### Prompt
Every line in the records below that holds the word "USDCAD" is to be copied.

### Dataset records
────

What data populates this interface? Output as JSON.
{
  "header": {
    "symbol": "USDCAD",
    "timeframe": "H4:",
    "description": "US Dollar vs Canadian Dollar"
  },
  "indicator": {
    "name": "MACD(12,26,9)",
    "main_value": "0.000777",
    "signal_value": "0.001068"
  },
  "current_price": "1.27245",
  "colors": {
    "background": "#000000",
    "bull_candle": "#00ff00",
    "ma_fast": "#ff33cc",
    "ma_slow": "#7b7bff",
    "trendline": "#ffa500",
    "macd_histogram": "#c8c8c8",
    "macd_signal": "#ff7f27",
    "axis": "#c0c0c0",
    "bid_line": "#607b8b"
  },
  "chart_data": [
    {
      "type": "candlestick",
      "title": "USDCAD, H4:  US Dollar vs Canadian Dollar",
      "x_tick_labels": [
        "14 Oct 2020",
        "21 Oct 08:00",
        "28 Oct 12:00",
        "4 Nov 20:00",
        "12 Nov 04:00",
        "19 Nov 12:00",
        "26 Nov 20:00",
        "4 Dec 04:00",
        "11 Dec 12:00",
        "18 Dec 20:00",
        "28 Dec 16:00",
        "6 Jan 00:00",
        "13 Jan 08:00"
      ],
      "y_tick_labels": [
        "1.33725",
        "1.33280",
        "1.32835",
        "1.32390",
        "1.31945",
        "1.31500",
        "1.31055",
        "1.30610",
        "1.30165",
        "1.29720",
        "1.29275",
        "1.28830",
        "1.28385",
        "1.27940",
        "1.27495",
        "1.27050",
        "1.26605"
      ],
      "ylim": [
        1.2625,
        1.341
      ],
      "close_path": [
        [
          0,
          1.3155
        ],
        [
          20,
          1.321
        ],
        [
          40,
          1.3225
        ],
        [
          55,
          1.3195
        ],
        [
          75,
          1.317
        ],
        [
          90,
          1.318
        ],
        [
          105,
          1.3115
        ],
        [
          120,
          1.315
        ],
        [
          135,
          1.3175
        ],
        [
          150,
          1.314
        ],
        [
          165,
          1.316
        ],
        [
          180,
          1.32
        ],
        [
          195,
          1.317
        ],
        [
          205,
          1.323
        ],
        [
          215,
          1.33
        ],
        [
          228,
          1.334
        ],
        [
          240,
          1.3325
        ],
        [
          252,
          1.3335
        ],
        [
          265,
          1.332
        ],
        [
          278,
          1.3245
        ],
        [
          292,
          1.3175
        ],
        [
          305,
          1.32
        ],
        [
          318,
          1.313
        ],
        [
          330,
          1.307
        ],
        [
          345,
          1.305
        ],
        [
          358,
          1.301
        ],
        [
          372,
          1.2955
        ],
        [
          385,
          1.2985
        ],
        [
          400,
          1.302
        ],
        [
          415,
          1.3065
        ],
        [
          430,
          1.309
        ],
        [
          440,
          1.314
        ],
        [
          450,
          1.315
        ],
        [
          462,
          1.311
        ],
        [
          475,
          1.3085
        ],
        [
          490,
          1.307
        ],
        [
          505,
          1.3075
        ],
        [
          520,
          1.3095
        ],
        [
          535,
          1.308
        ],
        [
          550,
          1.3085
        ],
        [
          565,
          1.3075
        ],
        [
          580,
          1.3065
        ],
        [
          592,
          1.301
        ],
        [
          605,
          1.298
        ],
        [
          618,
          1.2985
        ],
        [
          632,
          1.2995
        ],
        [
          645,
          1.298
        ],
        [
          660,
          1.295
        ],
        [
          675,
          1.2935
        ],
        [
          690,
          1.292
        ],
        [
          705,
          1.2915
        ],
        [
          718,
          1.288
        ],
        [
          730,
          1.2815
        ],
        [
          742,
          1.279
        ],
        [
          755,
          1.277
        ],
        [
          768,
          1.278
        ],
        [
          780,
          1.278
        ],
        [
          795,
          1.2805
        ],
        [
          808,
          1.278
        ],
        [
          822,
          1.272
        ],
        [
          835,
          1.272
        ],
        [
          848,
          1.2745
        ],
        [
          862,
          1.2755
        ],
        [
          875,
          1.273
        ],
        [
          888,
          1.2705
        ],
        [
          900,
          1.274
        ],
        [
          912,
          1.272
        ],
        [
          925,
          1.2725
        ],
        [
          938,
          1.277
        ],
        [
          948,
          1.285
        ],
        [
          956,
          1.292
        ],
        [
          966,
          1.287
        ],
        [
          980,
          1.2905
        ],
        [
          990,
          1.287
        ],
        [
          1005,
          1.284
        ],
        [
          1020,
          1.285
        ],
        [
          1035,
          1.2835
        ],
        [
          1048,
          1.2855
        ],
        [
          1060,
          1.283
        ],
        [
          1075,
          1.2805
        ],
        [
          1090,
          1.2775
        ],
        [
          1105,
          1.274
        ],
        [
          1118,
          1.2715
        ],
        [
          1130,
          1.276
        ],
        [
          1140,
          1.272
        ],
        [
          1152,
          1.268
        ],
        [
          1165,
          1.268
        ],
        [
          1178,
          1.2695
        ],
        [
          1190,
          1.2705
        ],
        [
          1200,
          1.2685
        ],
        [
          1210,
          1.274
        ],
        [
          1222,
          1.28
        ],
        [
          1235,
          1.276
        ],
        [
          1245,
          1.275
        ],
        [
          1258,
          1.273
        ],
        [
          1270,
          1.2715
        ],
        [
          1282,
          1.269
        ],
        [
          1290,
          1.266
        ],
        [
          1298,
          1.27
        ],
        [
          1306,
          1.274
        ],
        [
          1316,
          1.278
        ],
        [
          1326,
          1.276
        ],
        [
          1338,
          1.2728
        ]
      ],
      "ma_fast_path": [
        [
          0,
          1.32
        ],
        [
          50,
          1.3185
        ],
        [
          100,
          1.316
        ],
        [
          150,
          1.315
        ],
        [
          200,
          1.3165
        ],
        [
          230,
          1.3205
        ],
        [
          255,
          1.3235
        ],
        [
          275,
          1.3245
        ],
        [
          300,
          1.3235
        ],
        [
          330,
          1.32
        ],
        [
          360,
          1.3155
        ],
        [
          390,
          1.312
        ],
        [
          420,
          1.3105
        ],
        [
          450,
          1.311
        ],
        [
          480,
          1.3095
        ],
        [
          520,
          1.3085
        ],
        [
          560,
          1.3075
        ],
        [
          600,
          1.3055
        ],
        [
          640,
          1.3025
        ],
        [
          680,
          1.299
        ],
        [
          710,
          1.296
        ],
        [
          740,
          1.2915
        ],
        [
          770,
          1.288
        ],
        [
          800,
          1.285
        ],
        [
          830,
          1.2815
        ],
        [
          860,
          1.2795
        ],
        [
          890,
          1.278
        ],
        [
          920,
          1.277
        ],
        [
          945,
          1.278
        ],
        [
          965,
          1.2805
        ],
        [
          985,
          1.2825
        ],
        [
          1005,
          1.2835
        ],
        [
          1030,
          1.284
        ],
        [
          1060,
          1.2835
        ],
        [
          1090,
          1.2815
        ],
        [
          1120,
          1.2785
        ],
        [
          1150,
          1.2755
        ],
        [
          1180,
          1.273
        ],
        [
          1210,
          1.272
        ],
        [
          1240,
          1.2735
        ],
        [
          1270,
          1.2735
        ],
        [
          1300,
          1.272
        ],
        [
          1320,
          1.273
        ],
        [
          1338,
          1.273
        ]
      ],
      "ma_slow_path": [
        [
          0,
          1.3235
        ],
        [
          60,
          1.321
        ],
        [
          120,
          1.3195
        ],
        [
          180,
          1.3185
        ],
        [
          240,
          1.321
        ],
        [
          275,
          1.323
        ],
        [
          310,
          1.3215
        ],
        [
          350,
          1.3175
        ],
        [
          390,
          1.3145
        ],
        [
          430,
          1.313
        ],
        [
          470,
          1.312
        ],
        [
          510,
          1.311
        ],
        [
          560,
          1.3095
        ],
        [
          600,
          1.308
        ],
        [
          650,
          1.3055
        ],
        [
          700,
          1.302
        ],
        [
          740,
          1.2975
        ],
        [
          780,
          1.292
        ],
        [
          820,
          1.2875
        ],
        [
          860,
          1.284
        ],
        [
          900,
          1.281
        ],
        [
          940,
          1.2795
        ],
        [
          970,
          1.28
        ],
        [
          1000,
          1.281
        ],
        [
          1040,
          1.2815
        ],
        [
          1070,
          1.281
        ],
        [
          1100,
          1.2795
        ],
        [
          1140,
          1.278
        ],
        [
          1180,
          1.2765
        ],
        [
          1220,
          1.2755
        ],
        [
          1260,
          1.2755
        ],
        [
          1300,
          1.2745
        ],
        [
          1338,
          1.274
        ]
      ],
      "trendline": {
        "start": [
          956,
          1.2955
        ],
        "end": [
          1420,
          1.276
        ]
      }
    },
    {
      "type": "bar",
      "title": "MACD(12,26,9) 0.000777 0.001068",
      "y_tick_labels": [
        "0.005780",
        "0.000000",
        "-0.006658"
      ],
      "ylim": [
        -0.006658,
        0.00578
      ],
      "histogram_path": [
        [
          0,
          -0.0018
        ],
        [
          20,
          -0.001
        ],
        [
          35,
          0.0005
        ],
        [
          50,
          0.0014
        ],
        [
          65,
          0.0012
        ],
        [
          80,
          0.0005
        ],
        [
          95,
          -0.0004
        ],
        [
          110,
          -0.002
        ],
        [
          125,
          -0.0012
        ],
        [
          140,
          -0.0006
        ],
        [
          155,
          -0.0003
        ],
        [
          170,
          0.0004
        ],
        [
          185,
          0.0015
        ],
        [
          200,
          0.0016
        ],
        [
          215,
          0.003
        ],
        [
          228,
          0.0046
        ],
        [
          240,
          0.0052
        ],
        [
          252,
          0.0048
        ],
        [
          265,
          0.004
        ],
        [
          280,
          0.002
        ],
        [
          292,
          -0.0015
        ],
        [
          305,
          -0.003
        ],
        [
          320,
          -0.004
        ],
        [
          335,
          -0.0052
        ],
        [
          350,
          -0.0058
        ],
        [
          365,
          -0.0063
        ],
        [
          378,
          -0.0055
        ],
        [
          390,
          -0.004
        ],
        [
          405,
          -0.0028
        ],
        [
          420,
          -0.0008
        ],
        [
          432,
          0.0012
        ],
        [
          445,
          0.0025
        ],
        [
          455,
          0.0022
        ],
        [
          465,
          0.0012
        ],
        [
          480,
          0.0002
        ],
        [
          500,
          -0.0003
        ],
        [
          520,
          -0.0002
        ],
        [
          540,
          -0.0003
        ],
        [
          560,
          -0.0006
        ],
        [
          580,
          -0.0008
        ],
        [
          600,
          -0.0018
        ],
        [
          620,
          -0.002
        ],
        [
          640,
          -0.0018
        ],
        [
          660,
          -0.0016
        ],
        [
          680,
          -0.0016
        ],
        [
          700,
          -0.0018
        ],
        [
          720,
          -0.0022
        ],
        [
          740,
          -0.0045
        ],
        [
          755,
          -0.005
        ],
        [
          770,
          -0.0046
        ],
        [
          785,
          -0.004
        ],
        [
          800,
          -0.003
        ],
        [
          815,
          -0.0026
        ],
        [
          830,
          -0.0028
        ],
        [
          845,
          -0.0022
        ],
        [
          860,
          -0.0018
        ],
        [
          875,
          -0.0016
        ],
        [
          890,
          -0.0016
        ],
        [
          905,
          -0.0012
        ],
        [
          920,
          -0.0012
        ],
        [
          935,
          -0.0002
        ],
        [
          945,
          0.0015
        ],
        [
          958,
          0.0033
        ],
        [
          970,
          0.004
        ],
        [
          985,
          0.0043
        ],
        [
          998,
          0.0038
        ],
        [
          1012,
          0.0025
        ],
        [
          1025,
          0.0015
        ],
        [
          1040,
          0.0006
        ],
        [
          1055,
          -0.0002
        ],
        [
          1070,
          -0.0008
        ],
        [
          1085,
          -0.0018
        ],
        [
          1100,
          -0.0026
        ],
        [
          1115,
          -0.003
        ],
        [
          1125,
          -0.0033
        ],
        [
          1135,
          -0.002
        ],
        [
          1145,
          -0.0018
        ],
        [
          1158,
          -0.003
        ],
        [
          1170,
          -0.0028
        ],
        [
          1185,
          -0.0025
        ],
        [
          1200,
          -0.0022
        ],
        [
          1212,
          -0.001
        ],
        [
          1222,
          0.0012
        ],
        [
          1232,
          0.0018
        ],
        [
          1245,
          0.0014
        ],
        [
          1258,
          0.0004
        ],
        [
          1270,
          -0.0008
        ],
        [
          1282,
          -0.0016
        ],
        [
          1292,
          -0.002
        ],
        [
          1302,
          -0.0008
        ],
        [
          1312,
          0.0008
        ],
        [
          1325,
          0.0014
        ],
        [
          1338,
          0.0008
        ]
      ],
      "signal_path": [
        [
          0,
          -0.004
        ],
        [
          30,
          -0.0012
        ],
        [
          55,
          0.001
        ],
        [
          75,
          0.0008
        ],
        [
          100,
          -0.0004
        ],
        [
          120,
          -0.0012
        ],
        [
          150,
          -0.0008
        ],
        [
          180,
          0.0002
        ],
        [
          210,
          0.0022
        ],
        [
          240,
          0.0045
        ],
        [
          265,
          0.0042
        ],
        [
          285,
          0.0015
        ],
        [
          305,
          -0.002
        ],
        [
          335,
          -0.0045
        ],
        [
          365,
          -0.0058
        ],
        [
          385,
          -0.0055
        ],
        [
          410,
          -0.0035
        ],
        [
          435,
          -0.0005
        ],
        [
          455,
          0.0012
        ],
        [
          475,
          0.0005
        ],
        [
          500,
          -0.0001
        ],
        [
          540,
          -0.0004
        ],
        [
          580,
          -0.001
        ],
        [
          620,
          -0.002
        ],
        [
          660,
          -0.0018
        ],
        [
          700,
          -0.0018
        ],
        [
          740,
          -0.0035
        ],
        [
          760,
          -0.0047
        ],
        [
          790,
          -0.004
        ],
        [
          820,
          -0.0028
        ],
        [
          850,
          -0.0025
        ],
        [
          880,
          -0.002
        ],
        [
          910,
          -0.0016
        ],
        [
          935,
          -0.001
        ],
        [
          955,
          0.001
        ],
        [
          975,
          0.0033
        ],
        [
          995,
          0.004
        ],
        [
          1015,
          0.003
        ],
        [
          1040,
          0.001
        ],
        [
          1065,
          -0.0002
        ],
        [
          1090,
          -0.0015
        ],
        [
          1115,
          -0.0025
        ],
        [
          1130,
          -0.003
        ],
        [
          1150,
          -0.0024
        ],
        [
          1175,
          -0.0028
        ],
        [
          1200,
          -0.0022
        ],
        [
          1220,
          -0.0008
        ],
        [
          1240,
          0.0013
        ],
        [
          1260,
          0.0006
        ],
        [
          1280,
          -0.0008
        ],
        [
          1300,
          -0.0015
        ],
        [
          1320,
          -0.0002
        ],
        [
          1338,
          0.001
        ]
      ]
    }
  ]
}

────

### Answer to the exercise
    "symbol": "USDCAD",
      "title": "USDCAD, H4:  US Dollar vs Canadian Dollar",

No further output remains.